Why does my skid steer keep stalling?
Stalling can be caused by issues with the fuel system, such as a clogged fuel filter or dirty fuel injectors, or by problems with the electrical system, like a weak battery or faulty alternator. Check and address these components to resolve the stalling issue.
How do I fix erratic hydraulic behavior in my skid steer?
Start by checking the hydraulic fluid level and quality, and inspect the hoses and fittings for leaks, damage, or wear. If the issue persists, consider consulting a professional to diagnose and repair more complex issues like a faulty hydraulic pump or control valve.
What causes my skid steer’s engine to overheat?
Overheating can result from low coolant levels, leaks or blockages in the radiator or hoses, a malfunctioning cooling fan, or a clogged or damaged thermostat. Address these components to prevent engine overheating.
How often should I perform maintenance on my John Deere 320 skid steer?
Consult your owner’s manual for recommended maintenance intervals. Regular maintenance, such as checking fluid levels, inspecting hoses and fittings, and monitoring the electrical system, can help prevent many common problems and prolong the life of your skid steer.
Jack, with a little help from his friends, managed to troubleshoot and fix the problems with his John Deere 320 skid steer. If you’re experiencing any of the issues discussed in this article, follow these steps to diagnose and repair your skid steer. Remember, regular maintenance and inspections can prevent many of these problems from occurring in the first place.

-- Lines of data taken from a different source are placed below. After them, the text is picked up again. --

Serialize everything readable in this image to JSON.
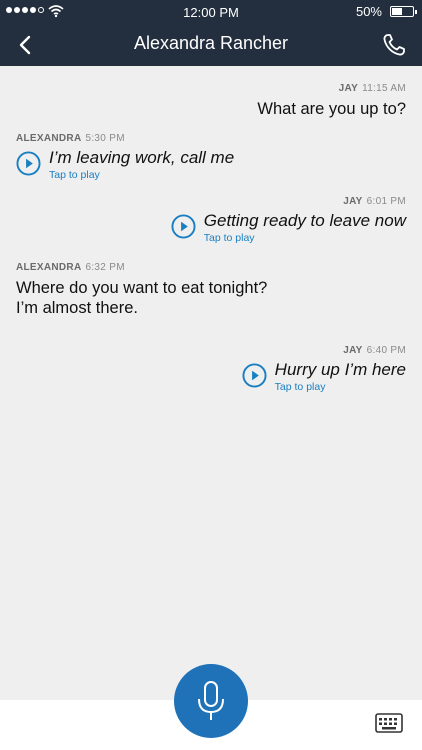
{
  "status": {
    "time": "12:00 PM",
    "battery": "50%",
    "battery_level": 0.5
  },
  "header": {
    "title": "Alexandra Rancher"
  },
  "messages": [
    {
      "sender": "JAY",
      "time": "11:15 AM",
      "text": "What are you up to?"
    },
    {
      "sender": "ALEXANDRA",
      "time": "5:30 PM",
      "voice_text": "I’m leaving work, call me",
      "tap_label": "Tap to play"
    },
    {
      "sender": "JAY",
      "time": "6:01 PM",
      "voice_text": "Getting ready to leave now",
      "tap_label": "Tap to play"
    },
    {
      "sender": "ALEXANDRA",
      "time": "6:32 PM",
      "text_lines": [
        "Where do you want to eat tonight?",
        "I’m almost there."
      ]
    },
    {
      "sender": "JAY",
      "time": "6:40 PM",
      "voice_text": "Hurry up I’m here",
      "tap_label": "Tap to play"
    }
  ],
  "colors": {
    "header_bg": "#232f3e",
    "accent": "#1f72b8",
    "link": "#1a7fc1",
    "background": "#efefef"
  },
  "icons": {
    "back": "chevron-left-icon",
    "call": "phone-icon",
    "play": "play-circle-icon",
    "mic": "microphone-icon",
    "keyboard": "keyboard-icon"
  }
}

So, keep your John Deere 320 skid steer in tip-top shape, and it will continue to serve you well for years to come, just like it did for our friend Jack.